Dystopias hold up a mirror to us

As a pessimistic child of science fiction, dystopia can do much more than grumpily tell of poor prospects and is the most exciting development of our human urge to learn more about ourselves.

"If you want a picture of the future, imagine a boot stepping on a face - incessantly." - O'Brien, 1984

Nothing describes a dystopian future better than a boot that keeps kicking you in the face. We could also simply dismiss this equation of future and incessant pain as pessimism. But a dystopia like George Orwell's 1984 goes far deeper than bad mood and fear of the future. Dystopian visions of the future provide breeding ground for sociological, anthropological, philosophical, psychological considerations and so many other scientific disciplines. And what could be more exciting than the question - what's coming? How deep could mankind's journey go downhill? With all of the collective experiences humankind has had so far, can we predict the future? Or does the imagined future tell a lot more about our life and our fears in the here and now? Let me first try to differentiate dystopia from science fiction in general.

What is a dystopia?
Science fiction feeds its popularity from our fascination with the distant and the foreign.

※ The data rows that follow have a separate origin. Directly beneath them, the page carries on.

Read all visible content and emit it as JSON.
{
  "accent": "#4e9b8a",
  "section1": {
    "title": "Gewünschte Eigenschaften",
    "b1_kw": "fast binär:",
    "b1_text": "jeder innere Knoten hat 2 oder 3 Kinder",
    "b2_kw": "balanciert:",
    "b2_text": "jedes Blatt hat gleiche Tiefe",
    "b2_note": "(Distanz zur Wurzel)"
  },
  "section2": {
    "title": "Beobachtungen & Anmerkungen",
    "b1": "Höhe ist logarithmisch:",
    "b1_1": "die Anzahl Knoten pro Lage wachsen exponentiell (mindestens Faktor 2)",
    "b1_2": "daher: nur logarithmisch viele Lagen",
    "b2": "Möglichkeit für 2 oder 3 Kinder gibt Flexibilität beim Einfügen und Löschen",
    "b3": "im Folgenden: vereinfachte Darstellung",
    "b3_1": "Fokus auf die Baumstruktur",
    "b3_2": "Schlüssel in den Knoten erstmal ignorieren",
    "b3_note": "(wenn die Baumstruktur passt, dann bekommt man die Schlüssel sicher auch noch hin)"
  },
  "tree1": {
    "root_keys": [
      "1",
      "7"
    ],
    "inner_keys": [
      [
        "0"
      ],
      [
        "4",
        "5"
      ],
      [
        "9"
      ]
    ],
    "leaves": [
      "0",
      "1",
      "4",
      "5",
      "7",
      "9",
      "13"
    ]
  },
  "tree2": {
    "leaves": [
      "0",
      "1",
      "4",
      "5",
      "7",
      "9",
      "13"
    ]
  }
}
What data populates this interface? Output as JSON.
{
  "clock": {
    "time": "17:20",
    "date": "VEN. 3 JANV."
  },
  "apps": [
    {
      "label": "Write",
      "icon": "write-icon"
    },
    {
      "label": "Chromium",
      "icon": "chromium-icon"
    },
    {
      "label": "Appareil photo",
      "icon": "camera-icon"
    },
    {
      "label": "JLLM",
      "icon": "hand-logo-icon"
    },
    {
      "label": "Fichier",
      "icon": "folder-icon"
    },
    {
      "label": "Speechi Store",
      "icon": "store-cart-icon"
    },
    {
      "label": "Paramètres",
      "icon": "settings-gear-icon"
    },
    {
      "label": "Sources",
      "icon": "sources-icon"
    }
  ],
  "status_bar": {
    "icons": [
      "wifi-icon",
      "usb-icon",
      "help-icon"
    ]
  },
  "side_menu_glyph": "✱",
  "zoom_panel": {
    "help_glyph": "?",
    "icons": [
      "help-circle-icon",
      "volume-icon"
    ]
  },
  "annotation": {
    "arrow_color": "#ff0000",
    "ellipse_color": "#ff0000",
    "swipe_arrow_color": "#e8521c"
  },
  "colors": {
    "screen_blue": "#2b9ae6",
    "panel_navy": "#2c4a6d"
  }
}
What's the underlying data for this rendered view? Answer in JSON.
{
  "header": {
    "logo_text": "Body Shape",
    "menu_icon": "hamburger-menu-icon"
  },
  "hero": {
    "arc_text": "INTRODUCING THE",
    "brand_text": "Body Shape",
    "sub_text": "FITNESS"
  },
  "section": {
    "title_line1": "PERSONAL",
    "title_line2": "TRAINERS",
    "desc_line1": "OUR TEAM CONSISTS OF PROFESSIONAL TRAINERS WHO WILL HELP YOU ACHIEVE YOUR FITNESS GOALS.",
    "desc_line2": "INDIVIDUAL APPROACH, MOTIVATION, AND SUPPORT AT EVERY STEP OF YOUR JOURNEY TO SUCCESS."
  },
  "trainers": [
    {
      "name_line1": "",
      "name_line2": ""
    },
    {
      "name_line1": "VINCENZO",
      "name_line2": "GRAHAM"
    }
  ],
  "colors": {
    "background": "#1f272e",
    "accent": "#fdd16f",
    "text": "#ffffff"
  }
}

We want to see drafts of how aliens live on strange planets, gigantic spaceships float through space and in which direction our society is moving, or which technical and scientific advances can await us. The classic dystopia is part of science fiction and is fed less from our fascination with the unanswerable future but much more from the fear of (all) present catastrophes and a feared decline of our western values.

A dystopia, also called anti-utopia, is always devoted to an alternative or future concept of society, which is the opposite of utopia, i.e. anything but ideal, and which turns today's situation into a negative. Dystopian worlds take many forms. Be it the world dominated by machines (Matrix), population mixed by aliens (you live!), Totalitarian thoughts and forms of government (Code 46), the total dumbing down of mankind (idiocracy) or other terrifying social conditions such as overpopulation (year 2022 - who want to survive) or global infertility (Children of Men). In any case, things go wrong and often a lot of people die. And mostly other people are to blame.

The vulnerable person in a vulnerable society
The indisputable commonality that the classical, literary (The Time Machine, My, Brave New World, 1984) connects with the modern, cinematic dystopias, the focus is on the human being as a social being, who either lives or has to live as a community of many in a certain order, or rises as a rebellion against totalitarian pulp or the mechanization of himself. In the dystopian world plan, social stability is usually held as the highest ideal, which only the human body can break through with its individuality. And if civilization has already collapsed due to a catastrophe, then the hero is one of the few who does not indulge in his animal instincts, but rather holds up the flag of democratic civilization. The instructive intention of all these dystopian parables on our existence today cannot be overlooked. They reflect the fear of the consequences of progress in what is often moral packaging.